This article was written by guest-writer Barbara Roemer from Lost Hill Farms in Nevada City, California. Barbara is also an SEG solar customer and former teacher of 2 of our employees!

Gee, Whiz!

peeing in your garden california farm

IT’S PLANTING TIME! Many of you waited out our recent frosts and are planting your hot season vegetables: tomatoes, eggplant, peppers, corn, cucumbers, melons, squash, potatoes, and beans, as well as new successions of lettuce, kale, cabbages, carrots, beets. Probably you amended your soil before you planted – compost or even fertilizers….NPK? Nitrogen, phosphorous, potassium? You may have had a soil test done, too, but whether you did or not, you’d likely find your soil to be in need of nitrogen. N generally leaches out with winter rains and even with irrigation. All the veggies above are at least light feeders, except for beans, and many are heavy feeders.

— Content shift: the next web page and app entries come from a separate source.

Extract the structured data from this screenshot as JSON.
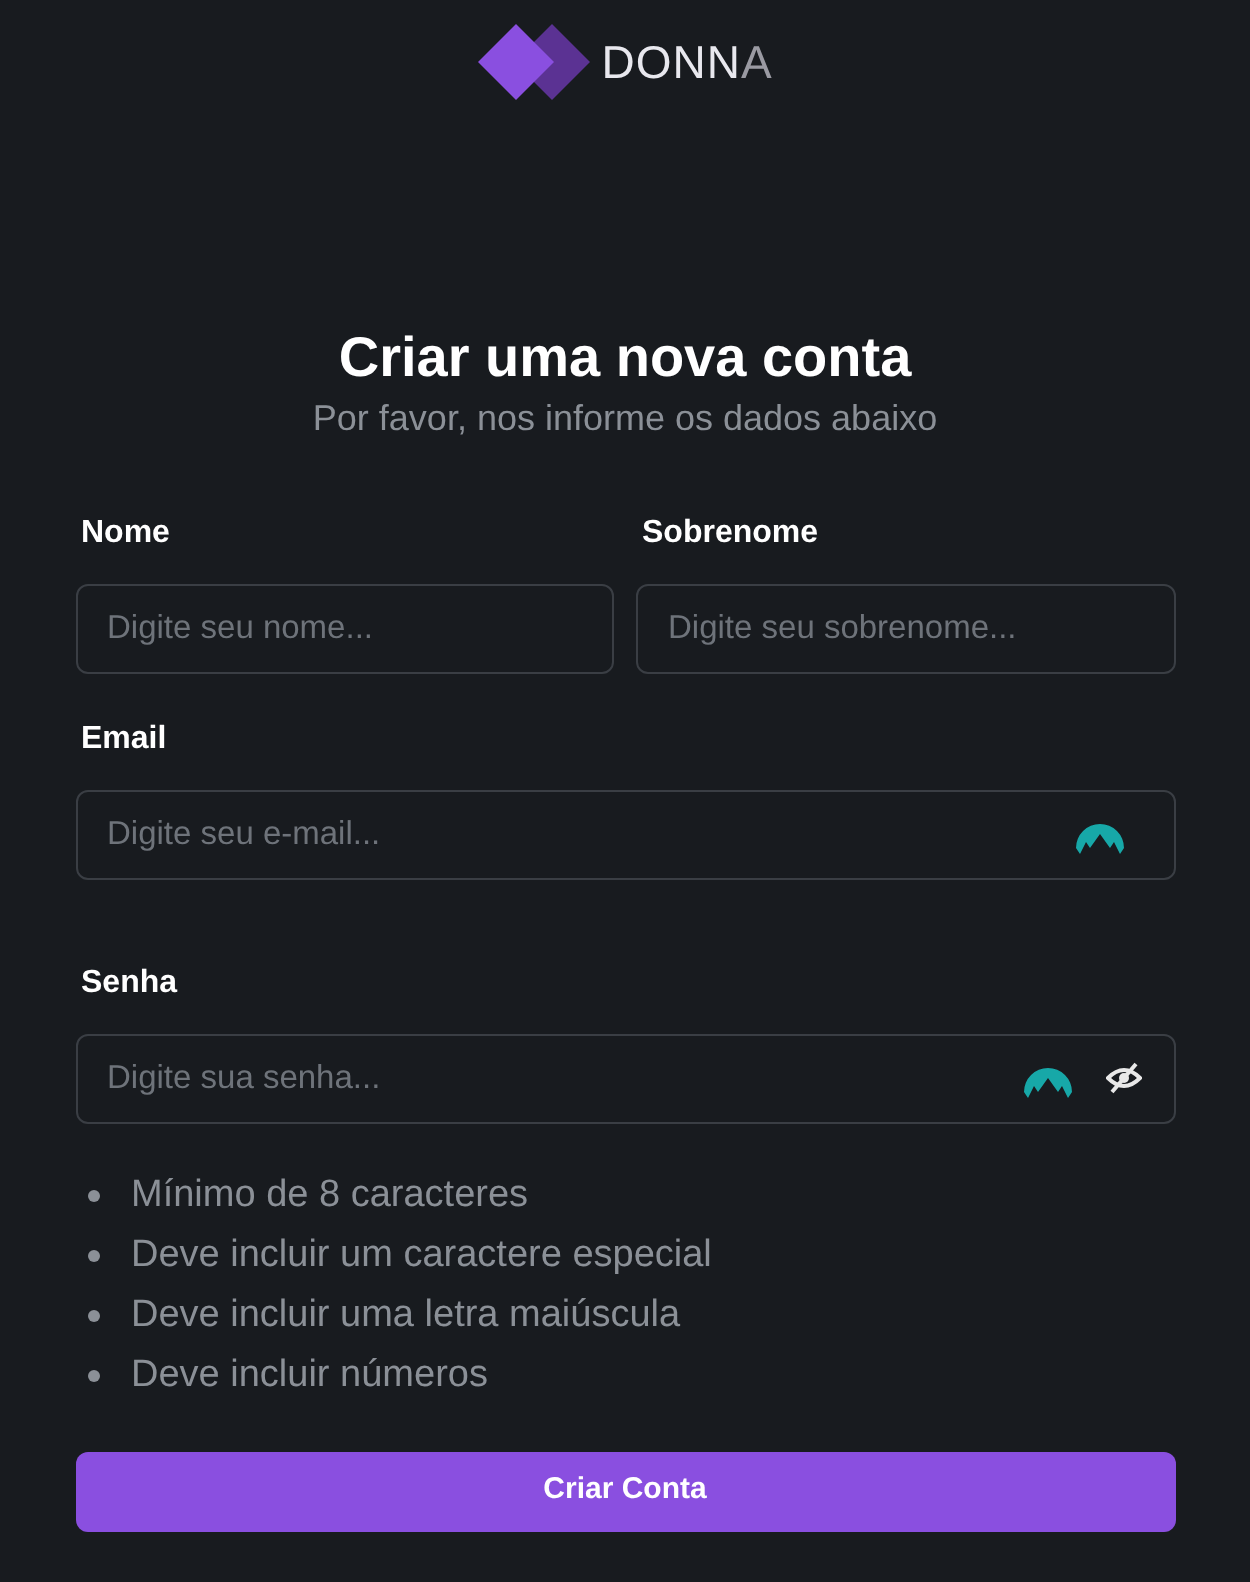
{
  "logo": {
    "main": "DONN",
    "accent": "A"
  },
  "heading": {
    "title": "Criar uma nova conta",
    "subtitle": "Por favor, nos informe os dados abaixo"
  },
  "rows": [
    [
      {
        "label": "Nome",
        "placeholder": "Digite seu nome...",
        "kind": "text"
      },
      {
        "label": "Sobrenome",
        "placeholder": "Digite seu sobrenome...",
        "kind": "text"
      }
    ],
    [
      {
        "label": "Email",
        "placeholder": "Digite seu e-mail...",
        "kind": "email"
      }
    ],
    [
      {
        "label": "Senha",
        "placeholder": "Digite sua senha...",
        "kind": "password"
      }
    ]
  ],
  "requirements": [
    "Mínimo de 8 caracteres",
    "Deve incluir um caractere especial",
    "Deve incluir uma letra maiúscula",
    "Deve incluir números"
  ],
  "submit": "Criar Conta"
}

How will you provide more nitrogen through our long growing season?

One option is to spend between $1 and $2.50 per pound for fertilizer, twice per year. The highest nitrogen content of packaged fertilizer is about 12%, so if you buy a 100 pound sack of blood meal, it contains about 12 pounds of actual nitrogen. You’d apply that at 2-3 pounds per hundred square feet, at a cost of $4-$6, depending on volume pricing. But you’d have bought ONLY nitrogen….You still may need to add phosphorous and potassium.


What If you discovered you have an in-house, readily available, infinitely renewable source of nitrogen? You do! Your own urine! Each time you pee, which for most people is about five times per day, you produce nitrogen which is readily available to plants. Your daily pee, anywhere from a quart to half gallon, produces from about 0.15 to .3 ounces of nitrogen per day. To put it in perspective, one mature fruit tree needs about one pee per day beneath it for the whole year. Or, one day’s pee could fertilize ten square feet of your veggies. And you probably only need to fertilize them about twice per season. Our veggie garden is large – about 40′ x 80′, or 3200 sq feet. That means that with their own urine, one person could fertilize the whole garden completely once per year. Clearly, I need to enlist other family members! Or, I could spend about $150, for one fertilization per year using corn, crab, alfalfa, or blood meals. And I need to fertilize twice yearly….


Some nitrogen fertilizers also contain P and K. Blood meal has only N, whereas urine has a ratio of 10-1-4, and contains some magnesium and calcium as well as sulfur. Urine is a well-balanced, high nitrogen fertilizer.

pee as fertilizer in nevada county ca


Urine is pretty concentrated, so most sources recommend diluting it 1:10 urine to water. Apply it in a soil drench without getting it on the plant leaves. Pour the diluted urine into a trench around established plants at their drip line. If you do get it on leaves, just rinse off the plant to avoid leaf burn. You can pee into a cut down milk jug, and then you’ll want to apply the golden liquid daily or pour it into a jug with a lid if you are storing it, because it gets very  smelly after a few days. If you want to fertilize fruit trees, pee directly on a different one every day or use your daily dilution to surround the tree.

seg chart human urine nutrients minerals


Urine can be stored for 1-6 months to kill any pathogens contaminating it, but for the average family just peeing in a jug or two, that’s not a concern. Urine is not sterile, containing some bacteria, but unless it’s contaminated with feces, it is unlikely to contain any pathogens. Don’t collect urine if you have an infection or you are taking prescription drugs. No crops should be fertilized with anything for at least a month before harvest.

Editors addition: below is a video showing a comparison for fertilizer, not scientific, but…



Most nitrogen, phosphorous and potassium are mined from limited resources. Fertilizer sources need to be collected, packaged in plastic, transported and warehoused. In the case of potassium, the US imports 85% of what it uses. That’s a big energy footprint eliminated when you just pee in a bucket! Using pee as your fertilizer means you conserve water (fewer flushes) and waste water treatment where urine is mixed with feces. Because you will be aware of how much urine you need to put on, you’ll be avoiding excess runoff from fertilizers which result in ocean dead
zones and algal blooms.


Close the resource loop. Save money. Create fertility. Do your part for the planet. Fertilize with that rich, truly homemade pee!

barbar roemer seg solar


Editor’s note:
The author, a retired teacher, recently learned that a couple of her students are part of SEG. (Our President and our Electrician!) How to she find this out?

While talking in the office about pee are fertilizer (yes we do that at SEG!), our electrician remembered a study he had with the author when he was a child, 25 years ago, when he learned about the viability of fertilizing with urine and how it could save resources. To our smiling amazement, the author, who we came to find out is also a solar customer with SEG, had an everlasting effect on one of her students to this very day! For that we want to say thank you to Barbara and to all the teachers helping cultivate the next generation of doers and thinkers who’s work is now creating a better future for us all! 

More resources:

In depth analysis of human urine: